Williamsburg, Virginia — The American South (Mid-Atlantic)
The Christopher Wren Building
The Lord Bishop of London was the first Chancellor of the College, and the Reverend Doctor James Blair, Commissary of the Bishop of London was first President, serving in this office until his death in 1743.
“This building, beautiful and commodious, being first modeled by Sir Christopher Wren” the Surveyor General to Their Majesties and “adapted to the nature of the country by the gentlemen there,” was erected in 1695. After the removal of the seat of government from Jamestown to Williamsburg in 1699, the General Assembly met in the great hall until the completion of the Capitol in 1704, and again its sessions were there held from 1747 to 1752, after the burning of the Capitol in 1747. In the great hall the convocations of the clergy were also convened.

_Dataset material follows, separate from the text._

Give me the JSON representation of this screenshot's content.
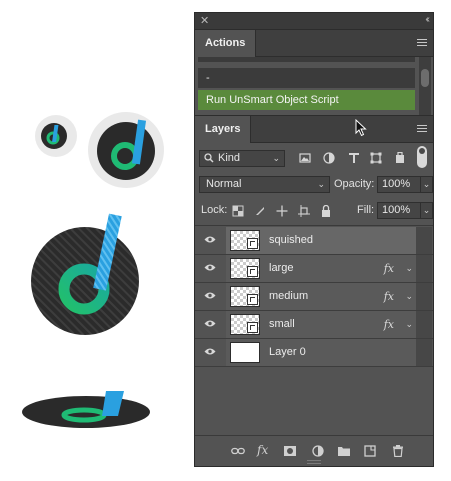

Burned in 1705, it was, before 1716, partially redesigned, “rebuilt
Here George Washington, subsequently Chancellor of the College, received his Surveyor’s Commission in 1749; Benjamin Franklin the honorary degree of Master of Arts in 1756; and Chevalier de Chatellux and Thomas Jefferson in 1782 the degree of Doctor of Civil Law.
During the Yorktown Campaign this building was used as a hospital for the sick and wounded of the French and American armies. In the War of 1812 it served as barracks for the Militia. Burned again in 1859, it was rebuilt on the old walls and used until May 1861. In the War between the States it was occupied by the Confederate and later by the Federal Army. In 1862, for the third time, it became prey to devastating flames. With revenues exhausted by the ravages of war, the College was not able to complete its rebuilding until 1868. From 1880 to 1888 the College Bell, rung by Colonel Benjamin S. Ewell, then President, echoed through the silent halls, deserted save for several students whose solicited attendance kept alive the Royal Charter.
The ancient walls, scarred
This tablet erected to bear witness to the continuity of this building through centuries of service and to record the grateful appreciation of the Board of Visitors and of Doctor J.A.C. Chandler, President of the College, for the assurance which the restoration gives that this shrine of learning and inspiration, associated with the memory of scholars, patriots and statesmen, will now endure.
“A link among the days to knit the generations each with each.”
Location. 37° 16.246′ N, 76° 42.54′ W. Marker is in Williamsburg, Virginia. Marker can be reached from the intersection of Jamestown Road (Virginia Route 5) and Richmond Road. Click for map. Located on the west wall of the Wren Building on the campus of the College of William & Mary. Marker is in this post office area: Williamsburg VA 23185, United States of America.
Other nearby markers. At least 8 other markers are within walking distance of this marker. Priorities of the College of William and Mary (here, next to this marker); In Gallia Nati Mortui in Virginia (here, next to this marker); Alumni of the College of William and Mary (a few steps from this marker); Sir Christopher Wren Building (within shouting distance of this marker); Norborne Berkeley, Baron de Botetourt (within shouting distance of this marker); Indian School at the College of William & Mary (about 300 feet away, measured in a direct line); College Camp (about 300 feet away); The College of William and Mary in Virginia (about 400 feet away). Click for a list of all markers in Williamsburg.
Categories. • Notable Buildings •
Credits. This page originally submitted on , by Bernard Fisher of Mechanicsville, Virginia. This page has been viewed 317 times since then and 58 times this year. Photos: 1, 2, 3. submitted on , by Bernard Fisher of Mechanicsville, Virginia. This page was last revised on June 16, 2016.